Examine each line in the records below for the word "screenshot". Report how many lines contain it, and nothing else.

Saved entries:
^^^^
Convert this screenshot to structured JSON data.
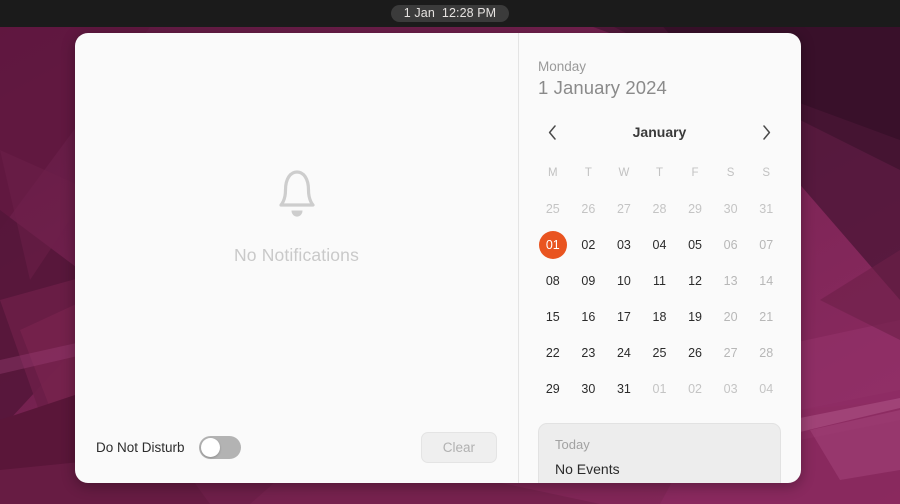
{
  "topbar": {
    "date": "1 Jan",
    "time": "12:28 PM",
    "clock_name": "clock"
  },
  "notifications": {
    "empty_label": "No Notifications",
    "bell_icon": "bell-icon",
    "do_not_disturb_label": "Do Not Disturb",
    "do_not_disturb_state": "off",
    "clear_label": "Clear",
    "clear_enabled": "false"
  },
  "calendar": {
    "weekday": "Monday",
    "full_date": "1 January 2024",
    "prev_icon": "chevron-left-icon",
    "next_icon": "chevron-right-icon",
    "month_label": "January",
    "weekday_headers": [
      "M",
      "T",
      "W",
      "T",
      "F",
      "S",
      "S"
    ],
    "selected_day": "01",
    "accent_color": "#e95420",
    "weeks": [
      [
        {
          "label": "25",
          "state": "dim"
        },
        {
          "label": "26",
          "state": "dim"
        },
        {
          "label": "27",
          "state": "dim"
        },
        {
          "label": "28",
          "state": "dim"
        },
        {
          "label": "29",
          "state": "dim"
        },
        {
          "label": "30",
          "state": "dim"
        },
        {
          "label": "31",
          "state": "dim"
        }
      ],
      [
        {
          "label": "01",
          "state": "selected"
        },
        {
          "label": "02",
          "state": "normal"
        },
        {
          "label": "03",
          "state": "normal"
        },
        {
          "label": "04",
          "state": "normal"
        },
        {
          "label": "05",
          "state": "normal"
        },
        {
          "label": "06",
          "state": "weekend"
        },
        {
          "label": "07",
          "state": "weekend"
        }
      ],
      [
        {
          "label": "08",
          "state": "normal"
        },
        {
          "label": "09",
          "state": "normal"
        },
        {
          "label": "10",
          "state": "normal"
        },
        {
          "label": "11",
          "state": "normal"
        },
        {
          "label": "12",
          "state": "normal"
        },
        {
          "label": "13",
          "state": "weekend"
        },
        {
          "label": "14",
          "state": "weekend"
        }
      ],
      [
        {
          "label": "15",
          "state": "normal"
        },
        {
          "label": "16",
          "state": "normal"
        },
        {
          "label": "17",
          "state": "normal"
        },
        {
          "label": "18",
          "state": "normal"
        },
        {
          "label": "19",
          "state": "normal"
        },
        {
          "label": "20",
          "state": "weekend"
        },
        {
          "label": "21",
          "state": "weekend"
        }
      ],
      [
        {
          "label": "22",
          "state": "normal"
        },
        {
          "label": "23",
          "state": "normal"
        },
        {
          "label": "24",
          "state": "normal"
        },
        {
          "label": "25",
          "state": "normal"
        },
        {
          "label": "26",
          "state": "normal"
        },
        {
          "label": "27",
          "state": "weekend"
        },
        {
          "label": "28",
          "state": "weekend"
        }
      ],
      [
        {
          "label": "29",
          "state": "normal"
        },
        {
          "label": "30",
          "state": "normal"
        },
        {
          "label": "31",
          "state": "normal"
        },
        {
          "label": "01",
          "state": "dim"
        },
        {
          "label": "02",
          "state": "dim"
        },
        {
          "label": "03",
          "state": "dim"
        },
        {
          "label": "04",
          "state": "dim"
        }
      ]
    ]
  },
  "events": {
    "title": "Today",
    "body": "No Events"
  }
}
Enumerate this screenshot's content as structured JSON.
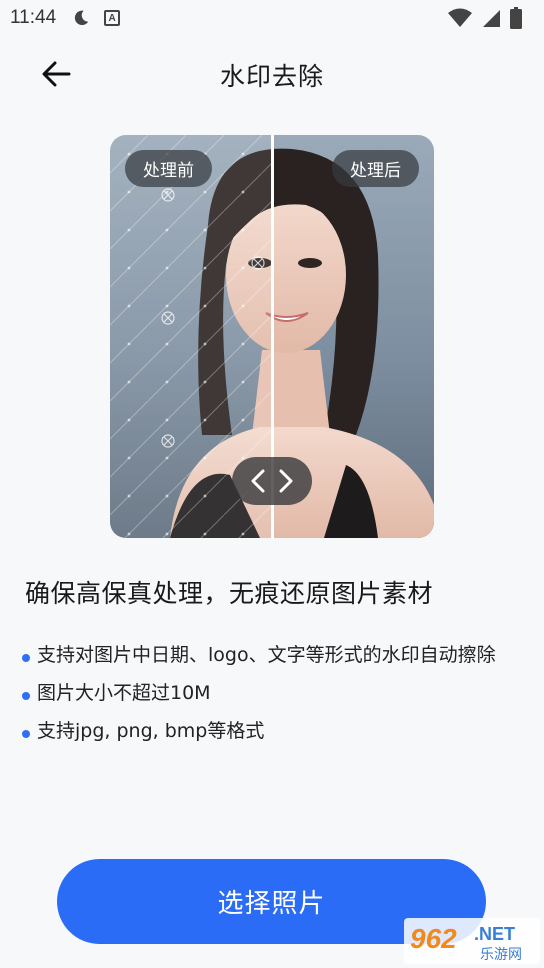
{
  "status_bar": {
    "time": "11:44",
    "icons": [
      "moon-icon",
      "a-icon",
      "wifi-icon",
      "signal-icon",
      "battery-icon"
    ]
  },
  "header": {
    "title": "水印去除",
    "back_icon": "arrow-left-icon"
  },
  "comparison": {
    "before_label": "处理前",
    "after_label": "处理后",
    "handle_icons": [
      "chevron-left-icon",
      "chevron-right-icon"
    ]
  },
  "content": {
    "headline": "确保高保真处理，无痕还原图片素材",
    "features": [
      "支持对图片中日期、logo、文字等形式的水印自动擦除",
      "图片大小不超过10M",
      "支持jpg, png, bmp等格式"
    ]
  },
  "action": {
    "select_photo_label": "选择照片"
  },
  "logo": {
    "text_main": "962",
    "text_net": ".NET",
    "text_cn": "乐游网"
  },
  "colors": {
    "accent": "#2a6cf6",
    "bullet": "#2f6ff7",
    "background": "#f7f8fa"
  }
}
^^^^
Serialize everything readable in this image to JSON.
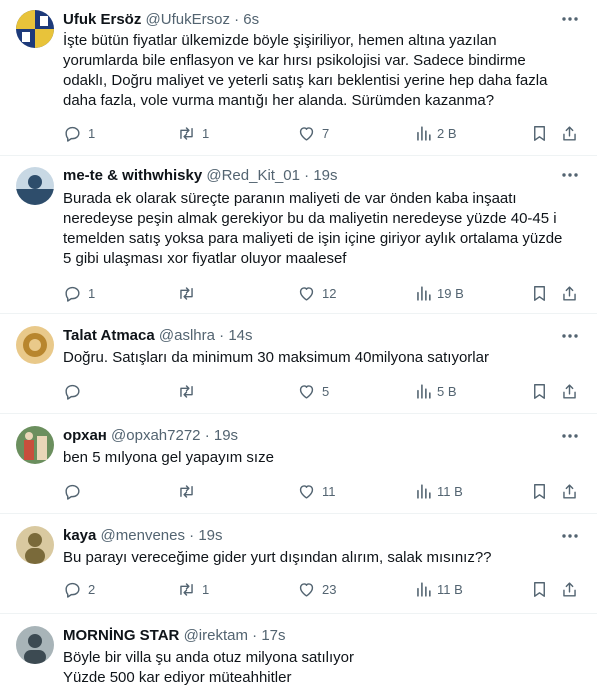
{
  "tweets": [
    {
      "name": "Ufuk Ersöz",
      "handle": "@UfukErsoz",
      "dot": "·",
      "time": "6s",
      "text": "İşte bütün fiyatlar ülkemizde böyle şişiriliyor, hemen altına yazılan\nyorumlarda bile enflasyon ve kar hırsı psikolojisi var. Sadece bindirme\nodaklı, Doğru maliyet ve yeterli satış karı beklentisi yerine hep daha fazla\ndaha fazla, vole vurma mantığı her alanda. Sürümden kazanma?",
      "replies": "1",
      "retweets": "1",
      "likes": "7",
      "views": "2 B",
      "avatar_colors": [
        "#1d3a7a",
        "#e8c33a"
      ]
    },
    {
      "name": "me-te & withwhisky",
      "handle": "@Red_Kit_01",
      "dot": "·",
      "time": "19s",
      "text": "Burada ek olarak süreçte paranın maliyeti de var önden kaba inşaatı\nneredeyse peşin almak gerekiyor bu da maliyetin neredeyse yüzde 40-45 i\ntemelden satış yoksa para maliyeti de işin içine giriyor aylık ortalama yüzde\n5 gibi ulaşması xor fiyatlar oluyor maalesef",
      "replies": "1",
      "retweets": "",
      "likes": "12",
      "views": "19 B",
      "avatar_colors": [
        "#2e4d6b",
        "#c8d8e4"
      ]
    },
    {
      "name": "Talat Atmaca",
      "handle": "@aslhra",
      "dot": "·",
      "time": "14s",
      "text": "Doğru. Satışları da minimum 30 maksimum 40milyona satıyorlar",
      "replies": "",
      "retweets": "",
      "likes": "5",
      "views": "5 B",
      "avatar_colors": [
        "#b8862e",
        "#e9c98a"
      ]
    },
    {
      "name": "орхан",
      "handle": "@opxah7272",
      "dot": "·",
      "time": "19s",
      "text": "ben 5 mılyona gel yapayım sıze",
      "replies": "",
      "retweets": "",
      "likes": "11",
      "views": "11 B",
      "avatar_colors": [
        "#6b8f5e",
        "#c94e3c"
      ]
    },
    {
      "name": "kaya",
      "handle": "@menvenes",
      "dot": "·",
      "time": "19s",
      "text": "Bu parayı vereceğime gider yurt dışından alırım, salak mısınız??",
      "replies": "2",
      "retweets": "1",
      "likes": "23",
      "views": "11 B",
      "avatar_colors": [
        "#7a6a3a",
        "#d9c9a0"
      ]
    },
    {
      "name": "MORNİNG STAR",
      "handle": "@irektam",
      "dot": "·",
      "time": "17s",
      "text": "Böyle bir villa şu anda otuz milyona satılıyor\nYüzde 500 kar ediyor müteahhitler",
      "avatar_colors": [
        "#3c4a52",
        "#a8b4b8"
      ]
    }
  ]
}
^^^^
Reply: 2